Leguee is in his seventh year as a director with Sask Wheat, first being elected in 2017, and re-elected in 2021. 

"I'm very familiar with the organization, been with it a long time," Leguee said. "I have a bit of experience with sharing with the CWRC (Canadian Wheat Research Coalition) and the research committee, so I feel comfortable stepping into this role at this point."

Noting that it is humbling to be given the role of chair, Leguee added that it feels great the other directors have put their confidence and their faith in him to lead the organization. 

Leguee is taking over the role with several recent developments for Sask Wheat. One of those has been the amalgamation with the Saskatchewan Winter Cereal Development Commission, a process that started in 2022, and wrapped up on August 1st of last year. 

"Winter Cereals, for a long time, it struggled to keep a consistent amount of acres going in every year to generate enough checkoff dollars to fund research into better winter wheat varieties, improved agronomy practices, post-production stuff," Leguee said of the amalgamation. "It was very difficult for them to fund all that because they still needed administration. They still needed that type of work to get done, and that was dominating a good chunk of their budget, so by us being able to take that part of it on, we can get a lot more dollars going towards winter wheat research, and in all honesty, a lot of research that goes into spring wheat projects often has a winter wheat component, and it just makes sense for those two to be funded together."

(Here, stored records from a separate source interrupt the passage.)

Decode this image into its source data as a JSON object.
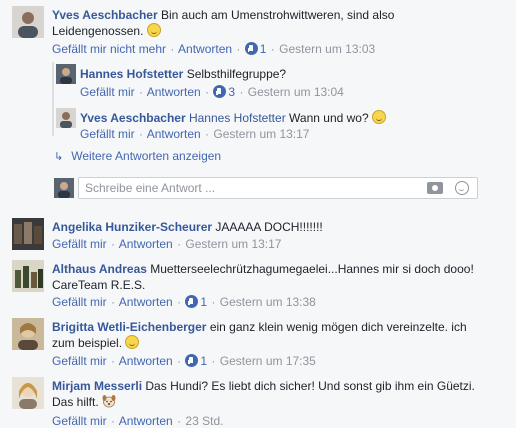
{
  "like_label": "Gefällt mir",
  "unlike_label": "Gefällt mir nicht mehr",
  "reply_label": "Antworten",
  "colors": {
    "link": "#4267b2",
    "name": "#365899",
    "meta": "#90949c",
    "bg": "#f6f7f9"
  },
  "comments": [
    {
      "author": "Yves Aeschbacher",
      "text_line1": "Bin auch am Umenstrohwittweren, sind also",
      "text_line2": "Leidengenossen.",
      "emoji": "grinning-face-emoji",
      "like_action": "Gefällt mir nicht mehr",
      "likes": "1",
      "time": "Gestern um 13:03",
      "replies": [
        {
          "author": "Hannes Hofstetter",
          "text": "Selbsthilfegruppe?",
          "like_action": "Gefällt mir",
          "likes": "3",
          "time": "Gestern um 13:04"
        },
        {
          "author": "Yves Aeschbacher",
          "mention": "Hannes Hofstetter",
          "text": "Wann und wo?",
          "emoji": "grinning-squint-emoji",
          "like_action": "Gefällt mir",
          "time": "Gestern um 13:17"
        }
      ],
      "more_replies": "Weitere Antworten anzeigen",
      "reply_placeholder": "Schreibe eine Antwort ..."
    },
    {
      "author": "Angelika Hunziker-Scheurer",
      "text": "JAAAAA DOCH!!!!!!!",
      "like_action": "Gefällt mir",
      "time": "Gestern um 13:17"
    },
    {
      "author": "Althaus Andreas",
      "text_line1": "Muetterseelechrützhagumegaelei...Hannes mir si doch dooo!",
      "text_line2": "CareTeam R.E.S.",
      "like_action": "Gefällt mir",
      "likes": "1",
      "time": "Gestern um 13:38"
    },
    {
      "author": "Brigitta Wetli-Eichenberger",
      "text_line1": "ein ganz klein wenig mögen dich vereinzelte. ich",
      "text_line2": "zum beispiel.",
      "emoji": "slightly-smiling-emoji",
      "like_action": "Gefällt mir",
      "likes": "1",
      "time": "Gestern um 17:35"
    },
    {
      "author": "Mirjam Messerli",
      "text_line1": "Das Hundi? Es liebt dich sicher! Und sonst gib ihm ein Güetzi.",
      "text_line2": "Das hilft.",
      "emoji": "dog-face-emoji",
      "like_action": "Gefällt mir",
      "time": "23 Std."
    }
  ]
}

Then, the day after the announcement of the new chair, Sask Wheat announced $1.8 million in funding for 17 research projects. Leguee noted every year they collaborate with many organizations to fund research, with a focus on wheat in terms of variety, development, agronomy, and post-production. The funding for these projects comes through the Agriculture Development Fund, and getting to see these projects early on is, for Leguee, a highlight of the job. 

He noted there were a few that were of particular interest to him right now. 

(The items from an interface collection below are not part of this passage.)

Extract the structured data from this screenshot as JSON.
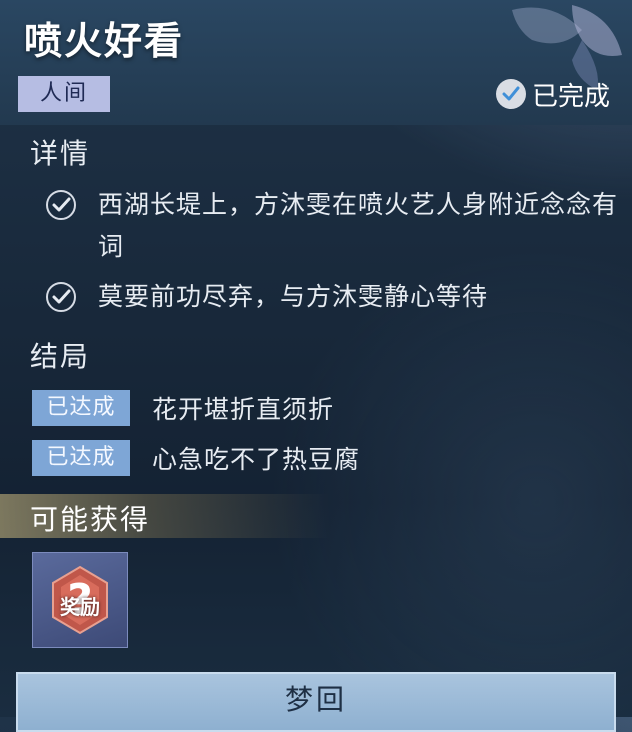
{
  "quest": {
    "title": "喷火好看",
    "tag": "人间",
    "status": "已完成"
  },
  "details": {
    "heading": "详情",
    "items": [
      {
        "text": "西湖长堤上，方沐雯在喷火艺人身附近念念有词"
      },
      {
        "text": "莫要前功尽弃，与方沐雯静心等待"
      }
    ]
  },
  "endings": {
    "heading": "结局",
    "items": [
      {
        "badge": "已达成",
        "text": "花开堪折直须折"
      },
      {
        "badge": "已达成",
        "text": "心急吃不了热豆腐"
      }
    ]
  },
  "rewards": {
    "heading": "可能获得",
    "item_label": "奖励"
  },
  "action": {
    "label": "梦回"
  }
}
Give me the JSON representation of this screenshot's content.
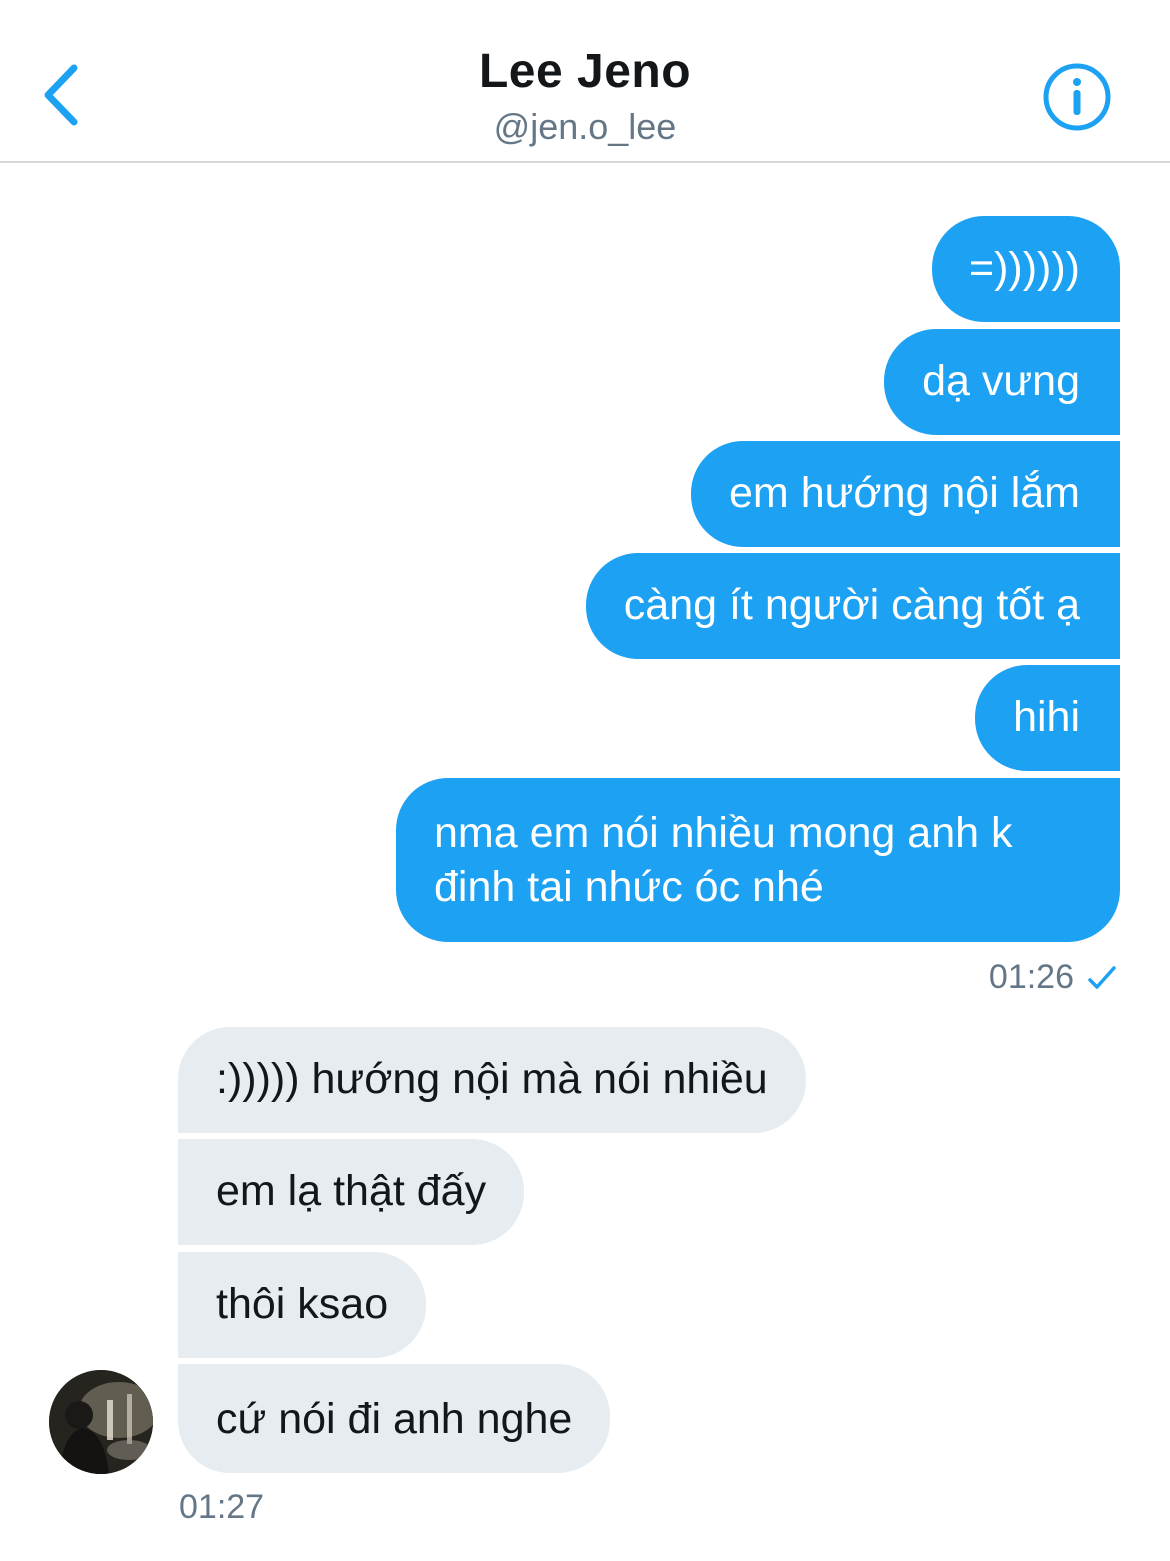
{
  "header": {
    "back_icon": "chevron-left-icon",
    "title": "Lee Jeno",
    "handle": "@jen.o_lee",
    "info_icon": "info-icon",
    "accent_color": "#1da1f2"
  },
  "outgoing": {
    "messages": [
      "=))))))",
      "dạ vưng",
      "em hướng nội lắm",
      "càng ít người càng tốt ạ",
      "hihi",
      "nma em nói nhiều mong anh k\nđinh tai nhức óc nhé"
    ],
    "time": "01:26",
    "status_icon": "checkmark-icon"
  },
  "incoming": {
    "messages": [
      ":))))) hướng nội mà nói nhiều",
      "em lạ thật đấy",
      "thôi ksao",
      "cứ nói đi anh nghe"
    ],
    "time": "01:27",
    "avatar": "avatar-photo"
  }
}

"There's a project identifying newly emerging and mass mycotoxins in cereal grains," he said. "There's an artificial intelligence project to detect sprout damage and there's a lot of work being done to enhance the Sm1 wheat midge resistance trait."

Leguee explained the trait is a single source of resistance, so if the wheat midge were to ever overcome it, and become resistant to the trait, they would lose it and never get it back. 

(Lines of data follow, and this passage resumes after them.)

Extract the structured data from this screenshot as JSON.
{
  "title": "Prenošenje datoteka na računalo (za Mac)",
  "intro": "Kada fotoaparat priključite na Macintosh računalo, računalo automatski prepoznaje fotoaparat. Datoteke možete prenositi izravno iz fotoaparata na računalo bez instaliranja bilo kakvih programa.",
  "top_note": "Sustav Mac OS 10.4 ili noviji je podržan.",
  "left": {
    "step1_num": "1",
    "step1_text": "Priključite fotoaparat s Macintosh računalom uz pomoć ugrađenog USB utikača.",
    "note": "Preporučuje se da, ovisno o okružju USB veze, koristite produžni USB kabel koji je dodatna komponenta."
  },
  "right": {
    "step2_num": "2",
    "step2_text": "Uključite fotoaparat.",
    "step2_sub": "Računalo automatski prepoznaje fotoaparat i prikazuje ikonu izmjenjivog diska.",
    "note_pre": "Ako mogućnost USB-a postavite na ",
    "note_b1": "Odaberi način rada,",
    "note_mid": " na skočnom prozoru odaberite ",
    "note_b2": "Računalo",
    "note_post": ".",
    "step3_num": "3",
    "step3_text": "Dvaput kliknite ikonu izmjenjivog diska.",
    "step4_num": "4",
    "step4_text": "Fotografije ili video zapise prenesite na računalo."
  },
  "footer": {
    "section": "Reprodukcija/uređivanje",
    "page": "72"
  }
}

"It's really important that we steward it, but also that we find new ways to combat wheat midge."

Overall, the funding Sask Wheat has provided for research since 2014 has totalled just under $19 million, which Leguee said is a lot of money going towards improving wheat varieties and wheat agronomy for Saskatchewan producers.